The timeline below shows where the character Mrs. Scarsworth appears in The Gardener. The colored dots and icons indicate which themes are associated with that appearance.
The Gardener
Propriety, Performance, and Secrecy Theme Icon
World War I Theme Icon
...to find out about the train to Hagenzeele and there is joined by an English-woman, Mrs. Scarsworth , who is also travelling to the war cemeteries. Waiting for the train, the two... (full context)
Propriety, Performance, and Secrecy Theme Icon
World War I Theme Icon
Helen and Mrs. Scarsworth get into a train carriage together, Helen “shivering” a little at Mrs. Scarsworth’s descriptions of... (full context)
Propriety, Performance, and Secrecy Theme Icon
Christianity and Compassion Theme Icon
 Helen is “grateful” when they arrive at the hotel, but Mrs. Scarsworth “insists” on sitting with her at dinner and showing her photographs of her commissions. Helen... (full context)
Propriety, Performance, and Secrecy Theme Icon
Christianity and Compassion Theme Icon

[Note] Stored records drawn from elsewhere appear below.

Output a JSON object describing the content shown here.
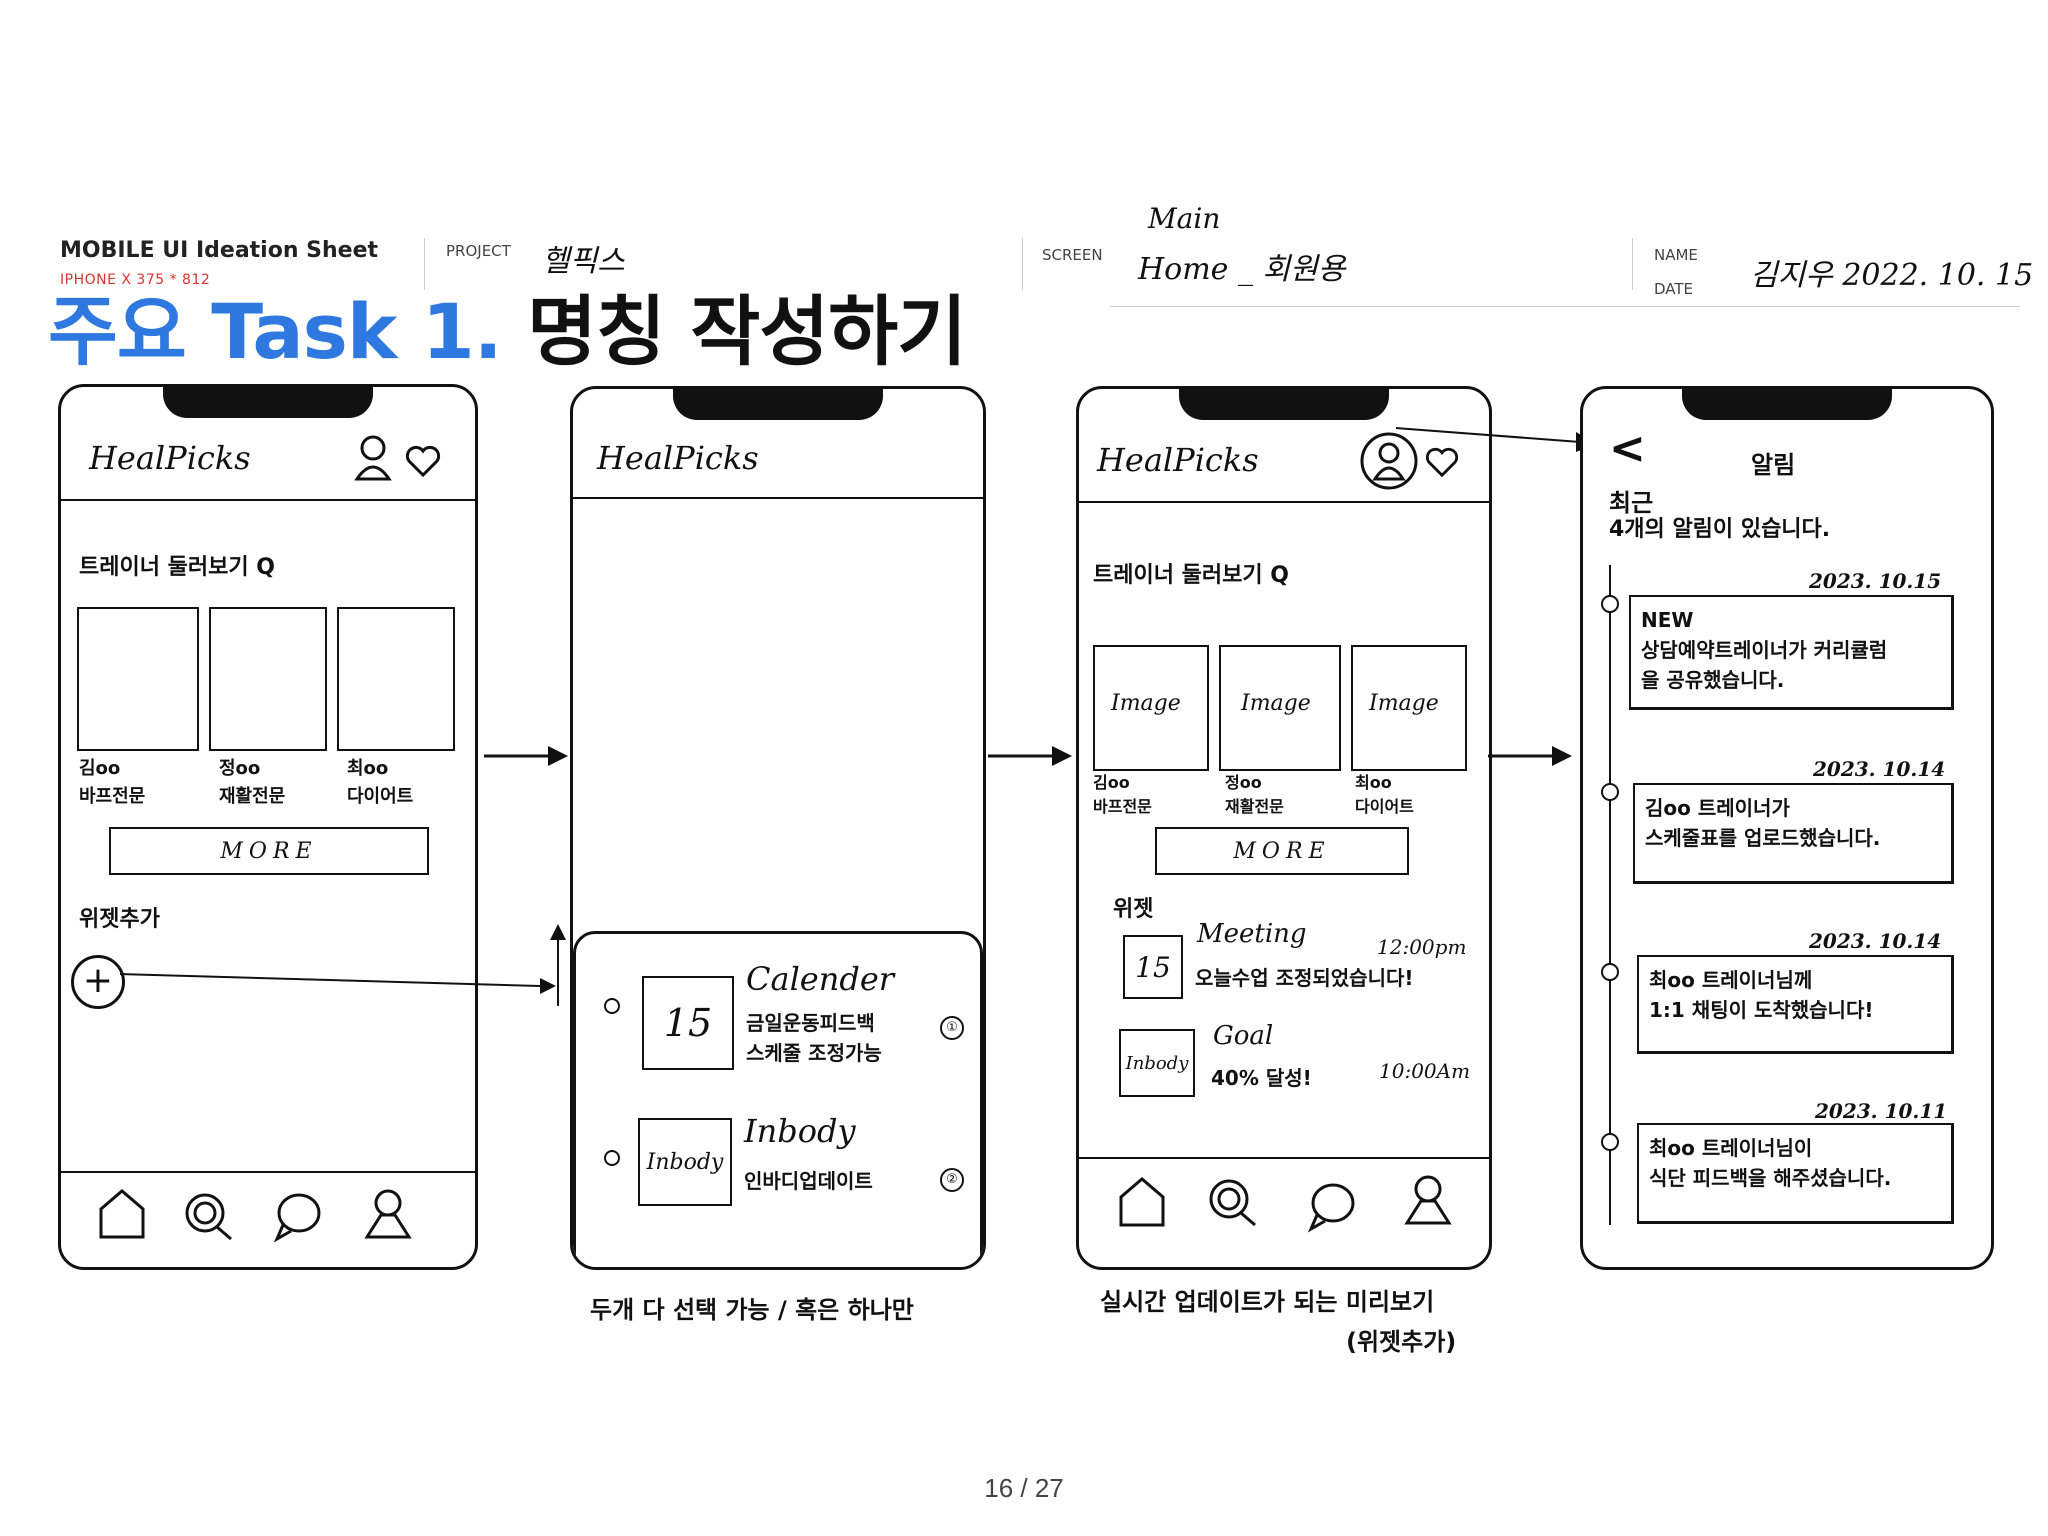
{
  "sheet": {
    "title": "MOBILE UI Ideation Sheet",
    "subtitle": "IPHONE X 375 * 812",
    "project_label": "PROJECT",
    "project_value": "헬픽스",
    "screen_label": "SCREEN",
    "screen_value_top": "Main",
    "screen_value": "Home _ 회원용",
    "name_label": "NAME",
    "date_label": "DATE",
    "name_date_value": "김지우 2022. 10. 15"
  },
  "task": {
    "prefix": "주요 Task 1.",
    "title": "명칭 작성하기"
  },
  "screen1": {
    "app_title": "HealPicks",
    "browse_label": "트레이너 둘러보기 Q",
    "trainers": [
      {
        "name": "김oo",
        "spec": "바프전문"
      },
      {
        "name": "정oo",
        "spec": "재활전문"
      },
      {
        "name": "최oo",
        "spec": "다이어트"
      }
    ],
    "more_label": "MORE",
    "widget_add_label": "위젯추가",
    "plus_symbol": "+"
  },
  "screen2": {
    "app_title": "HealPicks",
    "widgets": [
      {
        "title": "Calender",
        "icon_text": "15",
        "desc_line1": "금일운동피드백",
        "desc_line2": "스케줄 조정가능",
        "num": "①"
      },
      {
        "title": "Inbody",
        "icon_text": "Inbody",
        "desc_line1": "인바디업데이트",
        "desc_line2": "",
        "num": "②"
      }
    ],
    "caption": "두개 다 선택 가능 / 혹은 하나만"
  },
  "screen3": {
    "app_title": "HealPicks",
    "browse_label": "트레이너 둘러보기 Q",
    "image_label": "Image",
    "trainers": [
      {
        "name": "김oo",
        "spec": "바프전문"
      },
      {
        "name": "정oo",
        "spec": "재활전문"
      },
      {
        "name": "최oo",
        "spec": "다이어트"
      }
    ],
    "more_label": "MORE",
    "widget_label": "위젯",
    "widgets": [
      {
        "title": "Meeting",
        "icon_text": "15",
        "time": "12:00pm",
        "desc": "오늘수업 조정되었습니다!"
      },
      {
        "title": "Goal",
        "icon_text": "Inbody",
        "time": "10:00Am",
        "desc": "40% 달성!"
      }
    ],
    "caption_line1": "실시간 업데이트가 되는 미리보기",
    "caption_line2": "(위젯추가)"
  },
  "screen4": {
    "back_symbol": "<",
    "title": "알림",
    "summary_line1": "최근",
    "summary_line2": "4개의 알림이 있습니다.",
    "notifications": [
      {
        "date": "2023. 10.15",
        "line1": "NEW",
        "line2": "상담예약트레이너가 커리큘럼",
        "line3": "을 공유했습니다."
      },
      {
        "date": "2023. 10.14",
        "line1": "김oo 트레이너가",
        "line2": "스케줄표를 업로드했습니다.",
        "line3": ""
      },
      {
        "date": "2023. 10.14",
        "line1": "최oo 트레이너님께",
        "line2": "1:1 채팅이 도착했습니다!",
        "line3": ""
      },
      {
        "date": "2023. 10.11",
        "line1": "최oo 트레이너님이",
        "line2": "식단 피드백을 해주셨습니다.",
        "line3": ""
      }
    ]
  },
  "footer": {
    "page": "16 / 27"
  },
  "colors": {
    "accent_blue": "#2e78e0",
    "subtitle_red": "#d33333",
    "ink": "#111111"
  }
}
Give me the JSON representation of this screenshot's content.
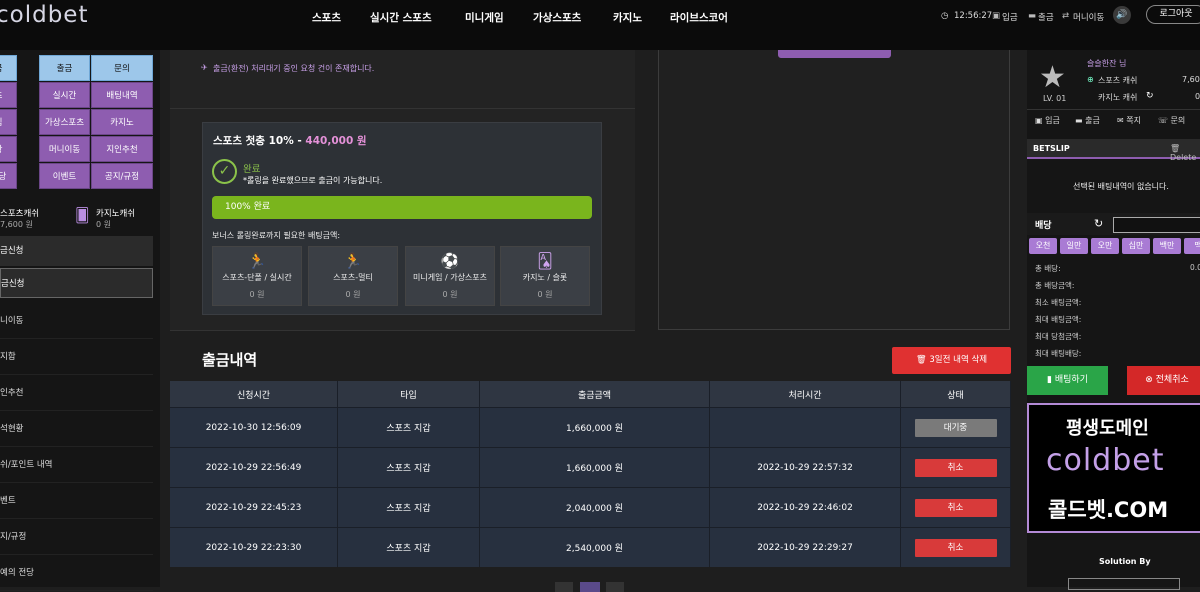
{
  "header": {
    "logo": "coldbet",
    "nav": [
      "스포츠",
      "실시간 스포츠",
      "미니게임",
      "가상스포츠",
      "카지노",
      "라이브스코어"
    ],
    "clock": "12:56:27",
    "deposit": "입금",
    "withdraw": "출금",
    "minigame": "머니이동",
    "login": "로그아웃"
  },
  "left": {
    "grid": [
      [
        "금",
        "출금",
        "문의"
      ],
      [
        "츠",
        "실시간",
        "배팅내역"
      ],
      [
        "임",
        "가상스포츠",
        "카지노"
      ],
      [
        "황",
        "머니이동",
        "지인추천"
      ],
      [
        "전당",
        "이벤트",
        "공지/규정"
      ]
    ],
    "sports_cash_label": "스포츠캐쉬",
    "sports_cash_val": "7,600 원",
    "casino_cash_label": "카지노캐쉬",
    "casino_cash_val": "0 원",
    "section1": "금신청",
    "section2": "금신청",
    "items": [
      "니이동",
      "지함",
      "인추천",
      "석현황",
      "쉬/포인트 내역",
      "벤트",
      "지/규정",
      "예의 전당"
    ]
  },
  "notice": "출금(환전) 처리대기 중인 요청 건이 존재합니다.",
  "bonus": {
    "title_prefix": "스포츠 첫충 10% - ",
    "title_amount": "440,000 원",
    "done": "완료",
    "done_desc": "*롤링을 완료했으므로 출금이 가능합니다.",
    "progress_label": "100% 완료",
    "progress": 1.0,
    "req_label": "보너스 롤링완료까지 필요한 배팅금액:",
    "cats": [
      {
        "label": "스포츠-단폴 / 실시간",
        "amount": "0 원",
        "icon": "runner-icon"
      },
      {
        "label": "스포츠-멀티",
        "amount": "0 원",
        "icon": "runner-icon"
      },
      {
        "label": "미니게임 / 가상스포츠",
        "amount": "0 원",
        "icon": "ball-icon"
      },
      {
        "label": "카지노 / 슬롯",
        "amount": "0 원",
        "icon": "cards-icon"
      }
    ]
  },
  "withdraw_history": {
    "title": "출금내역",
    "delete_btn": "3일전 내역 삭제",
    "headers": [
      "신청시간",
      "타입",
      "출금금액",
      "처리시간",
      "상태"
    ],
    "rows": [
      {
        "req": "2022-10-30 12:56:09",
        "type": "스포츠 지갑",
        "amount": "1,660,000 원",
        "proc": "",
        "status": "대기중"
      },
      {
        "req": "2022-10-29 22:56:49",
        "type": "스포츠 지갑",
        "amount": "1,660,000 원",
        "proc": "2022-10-29 22:57:32",
        "status": "취소"
      },
      {
        "req": "2022-10-29 22:45:23",
        "type": "스포츠 지갑",
        "amount": "2,040,000 원",
        "proc": "2022-10-29 22:46:02",
        "status": "취소"
      },
      {
        "req": "2022-10-29 22:23:30",
        "type": "스포츠 지갑",
        "amount": "2,540,000 원",
        "proc": "2022-10-29 22:29:27",
        "status": "취소"
      }
    ]
  },
  "right": {
    "username": "슬슬한잔 님",
    "level": "LV. 01",
    "sports_cash_label": "스포츠 캐쉬",
    "sports_cash_val": "7,600",
    "casino_cash_label": "카지노 캐쉬",
    "casino_cash_val": "0",
    "links": [
      "입금",
      "출금",
      "쪽지",
      "문의"
    ],
    "betslip": "BETSLIP",
    "delete": "Delete",
    "empty": "선택된 배팅내역이 없습니다.",
    "bet_label": "배당",
    "amounts": [
      "오천",
      "일만",
      "오만",
      "십만",
      "백만",
      "맥"
    ],
    "lines": [
      {
        "label": "총 배당:",
        "val": "0.0"
      },
      {
        "label": "총 배당금액:",
        "val": ""
      },
      {
        "label": "최소 배팅금액:",
        "val": ""
      },
      {
        "label": "최대 배팅금액:",
        "val": ""
      },
      {
        "label": "최대 당첨금액:",
        "val": ""
      },
      {
        "label": "최대 배팅배당:",
        "val": ""
      }
    ],
    "bet_btn": "배팅하기",
    "clear_btn": "전체취소",
    "banner_line1": "평생도메인",
    "banner_logo": "coldbet",
    "banner_line2": "콜드벳.COM",
    "solution": "Solution By"
  }
}
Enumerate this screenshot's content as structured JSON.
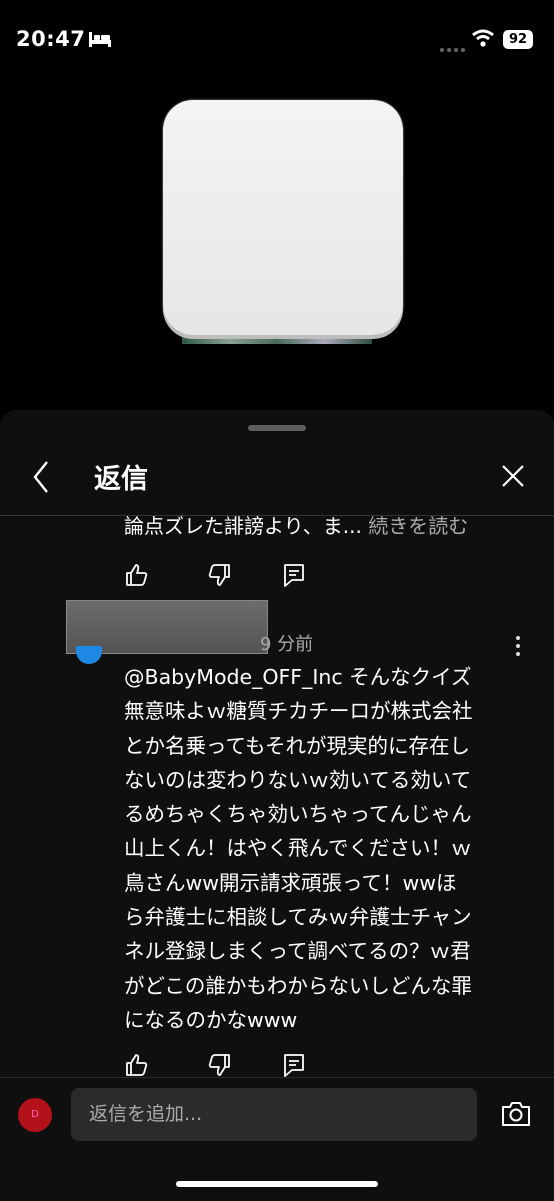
{
  "status_bar": {
    "time": "20:47",
    "battery": "92",
    "icons": [
      "bed-icon",
      "signal-dots-icon",
      "wifi-icon",
      "battery-icon"
    ]
  },
  "sheet": {
    "title": "返信",
    "back_icon": "chevron-left-icon",
    "close_icon": "close-icon"
  },
  "previous_comment": {
    "snippet": "論点ズレた誹謗より、ま... ",
    "read_more": "続きを読む",
    "actions": [
      "like-icon",
      "dislike-icon",
      "reply-icon"
    ]
  },
  "reply_comment": {
    "time_ago": "9 分前",
    "text": "@BabyMode_OFF_Inc そんなクイズ\n無意味よｗ糖質チカチーロが株式会社\nとか名乗ってもそれが現実的に存在し\nないのは変わりないｗ効いてる効いて\nるめちゃくちゃ効いちゃってんじゃん\n山上くん！はやく飛んでください！ｗ\n鳥さんww開示請求頑張って！wwほ\nら弁護士に相談してみｗ弁護士チャン\nネル登録しまくって調べてるの？ｗ君\nがどこの誰かもわからないしどんな罪\nになるのかなwww",
    "actions": [
      "like-icon",
      "dislike-icon",
      "reply-icon"
    ]
  },
  "bottom_bar": {
    "avatar_initial": "D",
    "input_placeholder": "返信を追加...",
    "camera_icon": "camera-icon"
  }
}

Shocked, Helen asks Mrs. Scarsworth why she is telling her this. Mrs. Scarsworth cries that she is exhausted from constantly... (full context)
Propriety, Performance, and Secrecy Theme Icon
Christianity and Compassion Theme Icon
World War I Theme Icon
The next day, Mrs. Scarsworth leaves the hotel early and Helen travels to the cemetery alone. When she arrives however,... (full context)